managing social media

Managing Privacy on Social Platforms

By Social Media

Last week, I spoke to the Charlottesville Regional Chamber of Commerce at the Emerging Technologies luncheon. My topic was privacy in the digital age and I wanted to particularly address ways one can manage one’s privacy using social media.

As a fan of social platforms, the last thing I want to do is instill fear in people about engaging online. It’s too easy to opt out and claim that it’s too dangerous or that privacy is a wholly false notion, never to be trusted again.

It is NOT difficult to manage privacy online but it DOES take some thought, research, planning and intent. It DOES take paying attention when platforms change their settings; their default setting is NOT to help keep your information private — anything but, in fact. So an active social life requires active management of one’s online presence.

Facebook, for example, gives users the false impression that those to whom they’re connected are “friends.” Are they, though — really?

I shared the following image during the presentation to make a point: I may be connected to more than 1,000 people on Facebook, but I have a list of those whom I consider “close friends,” numbering 20. Truth be told, that number’s probably even a little high. My very closest inner circle is only about three people. Sorry, Facebook universe, I just can’t be close to all of you.

When I post items to my personal profile, I can select from a list, WHO CAN SEE WHAT — and often it’s merely to not bore people outside of Charlottesville with Charlottesville-specific posts.

Overall, my main point when speaking about privacy and the social web is this: if it’s private, please don’t put it online. Meet a friend for coffee. Call your mom. But don’t post it on Facebook.

5 Ways to Protect your Social Media Investment

By Social Media

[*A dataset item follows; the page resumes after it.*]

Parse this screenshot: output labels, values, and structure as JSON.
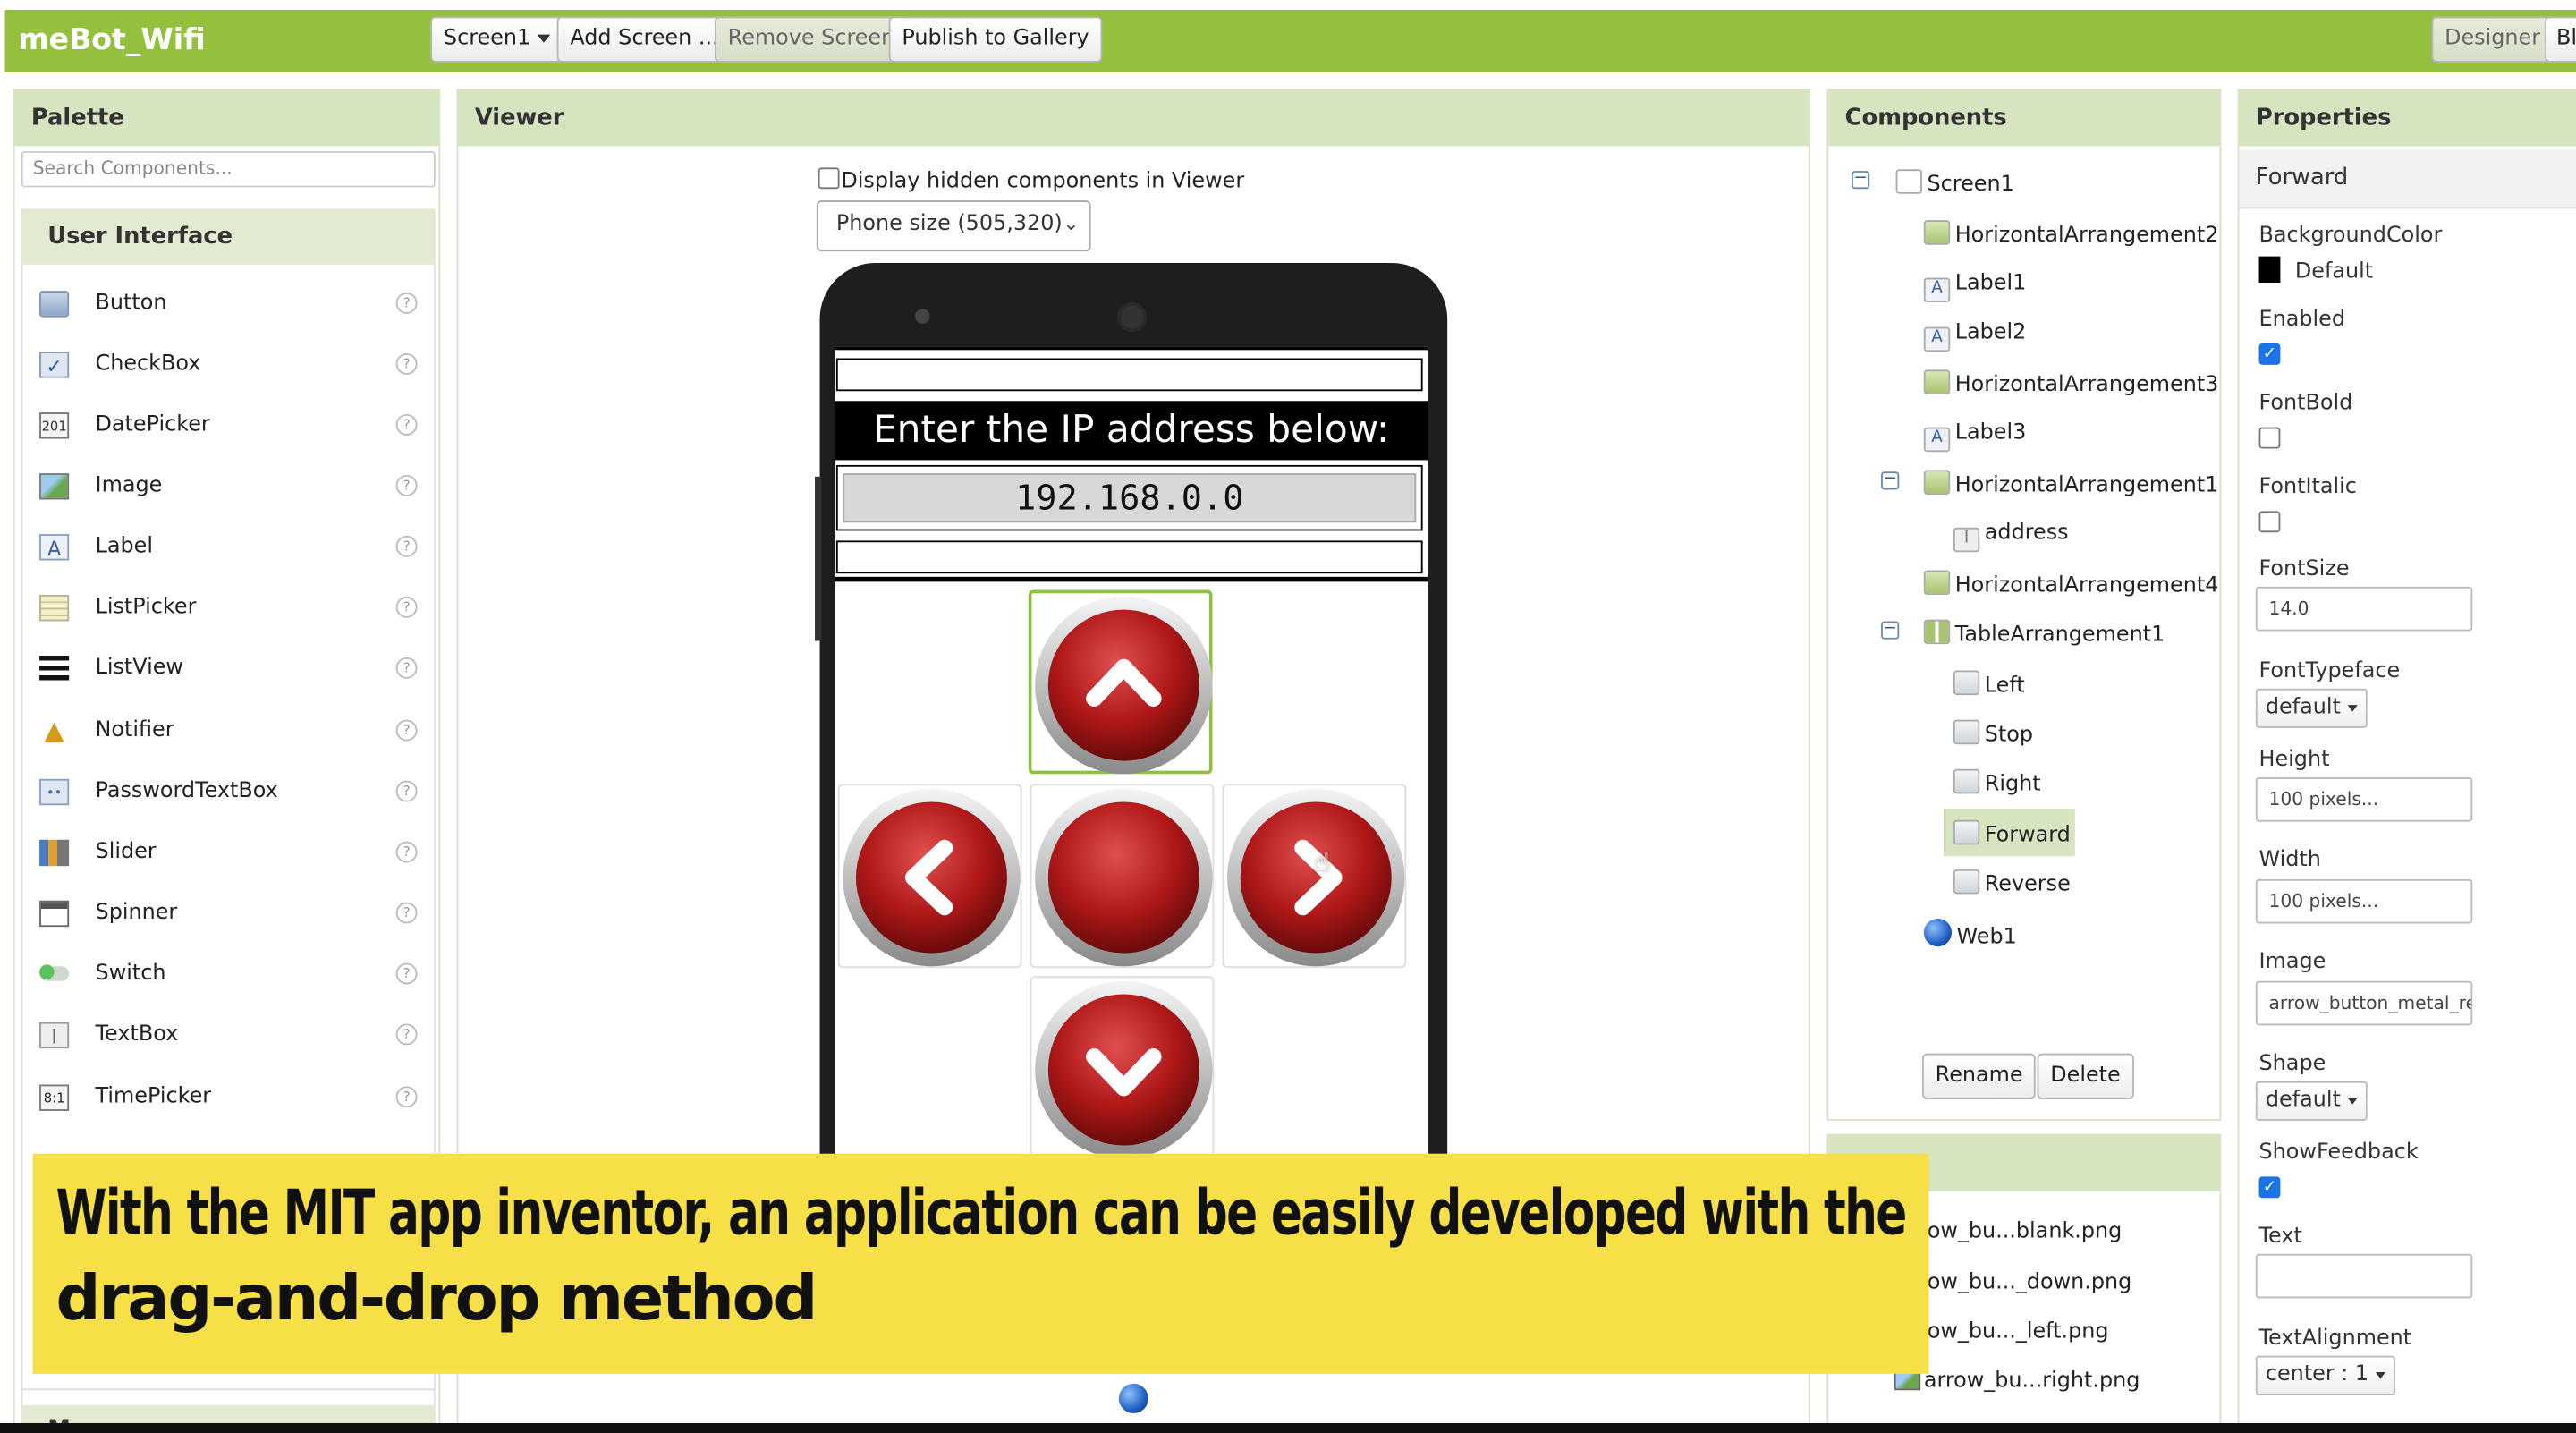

I hate it I see a client letting their online reputation go … it’s so obvious, too. The neglected blog, the missing updates, the long delay (or lack of) responses; it’s frustrating for those of us who really appreciate social interaction with brands we support.

A couple of weeks ago I used Twitter and Facebook to try to pin down the location of a food truck I like. SEVEN days later the person behind the Twitter account told me where the food truck was that day. Too bad it was a full week ago that I was interested.

If you’ve set up a presence for your business or, if you’re a sole proprietor, yourself in social media, here are five simple ways to make sure you’re protecting the investment of your time and the reputation of your brand:

  1. If you’ve “gone fishin'” leave a note behind or hand over the reigns to a trusted associate to manage the presence while you’re out.
  2. Create a schedule for yourself — and stick to it. If you can manage interaction three times a week (and mean it!) then get it done.
  3. Set alarms, calendar appointments, visits from the goon squad or your Uncle Vinnie — whatever works — just set an effective reminder to hold yourself accountable to maintaining your presence.
  4. Find a way to keep it personally rewarding — examine what you, personally get out of online interaction and focus on that element.
  5. Reward yourself! When you set goals that are realistically high but attainable, celebrate it when you achieve them. Go ahead. Buy yourself a little something, just for making it to the end of this very important blog post.

Curating Content for the Social Web: The Role of a Social Media Manager

By Social Media

My friend Joe of Book of Joe fame, sent me a link to a story titled Social Media Managers Just Tweet All Day and Surf Facebook. The image to the left is from the post, which goes on to explain the role more thoroughly, and illustrates what is a pretty demanding schedule.

The title of the post is meant to annoy those of us in the social strategy business and ¬†attract people who mistakenly think that social media doesn’t have anything to do with business, marketing or customer relations and that those of us who engage in it are just goofing around all day.

Consultants and thought leaders in the industry have been predicting for years the addition of an important employee role to companies large and small: that of the social media manager. Companies struggle to source the role with existing marketing managers or by outsourcing to firms that may or may not be qualified to manage the company’s social strategy. (The very phrase social strategy may be foreign).

It’s a role that is very quickly becoming necessary and one surrounded with misunderstanding and misdirection (or little direction at all). Companies are saying, “we know we need this, but we don’t know how to get it.” Often, (and this gives me THE CHILLS) companies are turning to their youngest team members (sometimes an intern) and saying, “hey, you’re young, you get this; YOU be our social media manager.”

Uh, no.

A good social media manager understands your business, is well-connected, influential, well-spoken, a clear and concise writer, a curious thinker, a good time manager and an avid consumer of content.

Who is your social media manager? If your company has yet to fill this role, how do you plan to source this position?